Category Archives: Hunting

Killing predators isn’t always wise game management – ADN opinion 7/16/17

From Alaska Dispatch News, by Vic Van Ballenberghe, July 16, 2017

“In 1994, Alaska’s Legislature passed the Intensive Management Law intended to increase populations of moose, caribou and deer and thereby provide increased harvests for hunters. Hunting organizations supported the bill that paved the way for large-scale predator control programs. The prevailing model crafted at the time by Department of Fish and Game biologists predicted that in nearly all cases, reducing wolves and bears would increase moose and caribou numbers and would ultimately benefit hunters. The Board of Game eagerly adopted this model and vigorously applied it after 2002 across a broad area of the state. Thousands of wolves and bears were killed as part of intensive management programs featuring controversial, extreme methods including public aerial shooting of wolves, gassing of wolf pups in dens, trapping bears and shooting bears from helicopters.

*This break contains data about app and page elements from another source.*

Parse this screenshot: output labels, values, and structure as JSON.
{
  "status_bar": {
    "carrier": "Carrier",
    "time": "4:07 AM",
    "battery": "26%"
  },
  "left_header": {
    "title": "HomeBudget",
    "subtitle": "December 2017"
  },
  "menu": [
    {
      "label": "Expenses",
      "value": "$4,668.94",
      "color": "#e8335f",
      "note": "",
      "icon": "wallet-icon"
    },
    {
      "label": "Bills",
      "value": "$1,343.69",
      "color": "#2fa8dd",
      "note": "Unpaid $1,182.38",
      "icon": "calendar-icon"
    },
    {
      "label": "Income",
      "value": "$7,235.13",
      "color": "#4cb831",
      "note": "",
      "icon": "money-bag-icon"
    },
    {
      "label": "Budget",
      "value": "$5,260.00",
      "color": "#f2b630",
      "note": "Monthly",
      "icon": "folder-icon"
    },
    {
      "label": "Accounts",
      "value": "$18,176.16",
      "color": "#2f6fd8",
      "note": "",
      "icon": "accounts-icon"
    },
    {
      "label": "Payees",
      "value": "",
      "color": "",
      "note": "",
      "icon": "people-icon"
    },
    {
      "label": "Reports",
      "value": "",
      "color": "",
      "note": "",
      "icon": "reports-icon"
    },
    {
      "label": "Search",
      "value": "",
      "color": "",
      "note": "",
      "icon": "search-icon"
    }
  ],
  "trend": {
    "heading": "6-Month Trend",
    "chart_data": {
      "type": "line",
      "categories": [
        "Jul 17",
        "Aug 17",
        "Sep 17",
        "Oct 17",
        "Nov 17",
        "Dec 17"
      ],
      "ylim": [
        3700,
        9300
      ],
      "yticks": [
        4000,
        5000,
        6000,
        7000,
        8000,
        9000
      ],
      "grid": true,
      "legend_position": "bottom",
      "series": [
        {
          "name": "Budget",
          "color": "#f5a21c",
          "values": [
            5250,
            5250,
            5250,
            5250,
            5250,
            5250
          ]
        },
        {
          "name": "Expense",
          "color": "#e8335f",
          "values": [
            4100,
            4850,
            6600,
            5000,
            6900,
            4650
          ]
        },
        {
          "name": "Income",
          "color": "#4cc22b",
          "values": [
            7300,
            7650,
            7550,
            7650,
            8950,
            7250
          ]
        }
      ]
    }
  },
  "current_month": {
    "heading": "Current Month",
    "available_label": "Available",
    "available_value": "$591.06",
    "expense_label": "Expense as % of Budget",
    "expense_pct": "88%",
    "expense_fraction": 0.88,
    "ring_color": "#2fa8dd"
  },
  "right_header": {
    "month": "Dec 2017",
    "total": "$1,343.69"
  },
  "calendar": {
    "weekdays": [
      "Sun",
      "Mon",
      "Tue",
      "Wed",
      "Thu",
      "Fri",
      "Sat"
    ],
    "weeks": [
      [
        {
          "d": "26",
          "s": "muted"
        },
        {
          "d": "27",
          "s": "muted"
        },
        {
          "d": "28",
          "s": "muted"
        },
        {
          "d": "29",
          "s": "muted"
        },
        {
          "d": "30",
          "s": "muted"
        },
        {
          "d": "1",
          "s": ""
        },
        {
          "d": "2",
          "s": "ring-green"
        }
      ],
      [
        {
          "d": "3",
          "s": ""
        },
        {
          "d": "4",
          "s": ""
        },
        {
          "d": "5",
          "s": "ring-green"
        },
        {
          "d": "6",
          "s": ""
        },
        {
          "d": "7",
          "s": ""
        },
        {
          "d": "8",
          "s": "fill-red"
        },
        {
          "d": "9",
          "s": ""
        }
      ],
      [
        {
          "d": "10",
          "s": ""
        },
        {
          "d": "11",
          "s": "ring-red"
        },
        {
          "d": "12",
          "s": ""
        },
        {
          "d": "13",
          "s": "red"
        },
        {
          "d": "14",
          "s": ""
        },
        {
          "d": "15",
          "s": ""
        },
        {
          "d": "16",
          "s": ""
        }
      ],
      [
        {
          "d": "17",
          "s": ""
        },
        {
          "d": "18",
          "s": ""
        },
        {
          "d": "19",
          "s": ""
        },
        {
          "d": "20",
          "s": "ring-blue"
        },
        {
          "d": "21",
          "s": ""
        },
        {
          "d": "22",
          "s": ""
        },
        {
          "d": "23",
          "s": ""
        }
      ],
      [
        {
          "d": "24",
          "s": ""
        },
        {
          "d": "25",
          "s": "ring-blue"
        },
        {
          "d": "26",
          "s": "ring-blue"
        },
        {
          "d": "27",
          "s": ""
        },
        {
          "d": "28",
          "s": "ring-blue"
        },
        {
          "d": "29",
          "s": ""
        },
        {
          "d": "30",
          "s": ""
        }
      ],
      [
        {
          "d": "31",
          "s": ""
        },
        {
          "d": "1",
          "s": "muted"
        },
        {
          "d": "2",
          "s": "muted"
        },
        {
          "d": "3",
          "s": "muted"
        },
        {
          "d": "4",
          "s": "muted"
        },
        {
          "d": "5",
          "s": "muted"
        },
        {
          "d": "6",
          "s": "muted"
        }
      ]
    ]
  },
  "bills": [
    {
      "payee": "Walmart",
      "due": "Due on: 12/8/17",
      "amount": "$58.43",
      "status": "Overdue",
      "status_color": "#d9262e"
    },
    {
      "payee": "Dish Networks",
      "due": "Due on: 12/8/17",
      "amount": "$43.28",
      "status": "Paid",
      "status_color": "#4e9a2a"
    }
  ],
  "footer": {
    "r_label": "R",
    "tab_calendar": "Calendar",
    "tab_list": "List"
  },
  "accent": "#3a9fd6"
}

From the beginning, some biologists warned that managing wildlife was far more complex than simply reducing predators. We knew that predation sometimes limited prey numbers, but other factors often overshadowed predation. These included food quantity and quality, severe winters, dry summers and hunting. We stressed the importance of conducting field studies before implementing predator control, during control to monitor progress and after control to evaluate effectiveness. But some of the approved control programs lacked the necessary studies and information to justify, implement, monitor and evaluate predator reductions…

…My own analysis of statewide moose harvests before and after aggressive, intensive management showed no significant increase in harvests as a result of reducing predators. Intensive management didn’t result in larger moose harvests despite an increase of about 5,000 hunters per year on average during aggressive management programs.”

Read the full article at Alaska Dispatch News

 

Board of Game bias isn’t based on science: ADN opinion, 3/13/17

Opinion from Alaska Dispatch News, by Bill Sherwonit

Read the original article here.

“Hiding behind science, the Alaska Board of Game continues to push an extreme agenda, one that is overwhelmingly biased toward hunters and trappers at the expense of our state’s wolves and bears, no matter the circumstances. And despite the fact that the board’s own “science” is sometimes suspect.

The most recent example of the Game Board’s narrow-minded — and, I would argue, regressive — approach to wildlife management came in Fairbanks, where in late February it unanimously rejected proposals to reinstate a no-kill wolf buffer on state lands that border Denali National Park…

…The Game Board repeatedly approved buffers of various sizes and shapes between 2000 and 2008, and some sort of zone providing additional protections to “Denali wolves” existed for a decade. And when the board voted to eliminate the buffer in 2010, it did so by the narrowest of margins, 4-3, a decision fueled not by science but anti-feds fervor.

Apparently, the reasoning and science that the board used in supporting a buffer the first decade of this century no longer applies.”

Read the rest of this article at Alaska Dispatch News

Alaska Dispatch: Alaska game board shoots down bid for Denali wolf buffer

ADN article by Zaz Hollander, February 24th, 2017.

Read the full article at Alaska Dispatch News

The Alaska Board of Game has summarily rejected a no-kill zone for wolves on state lands north and east of Denali National Park and Preserve during its first consideration of the contentious wolf buffer since 2010.

The unanimous and fairly quick vote of the seven-member board came Friday afternoon during a weeklong meeting in Fairbanks amid heavy pressure from the public, wolf advocacy groups and the National Park Service to ban hunting and trapping on state lands next to the park.

A Park Service study last year linked the presence of a buffer to more wolf sightings for Denali visitors, though dens near the park road were a bigger factor. Alaska Department of Fish and Game biologists say relatively low numbers of moose, caribou and sheep influence wolves more than any buffer.

The board’s decision marks the latest salvo in a long and recently inflamed war over predator-control policy between state and federal officials.

A Park Service proposal called on the board to close a 150-square-mile area, including the Stampede Corridor, to hunting and trapping during the spring breeding season and into the summer. Another proposal from the Denali Citizens Council and Alaska Wildlife Alliance also included Nenana Canyon and called for a year-round ban.

The board voted down the broader proposal, rendering the Park Service proposal moot. They did not vote on it.

Continue reading the full article at Alaska Dispatch News…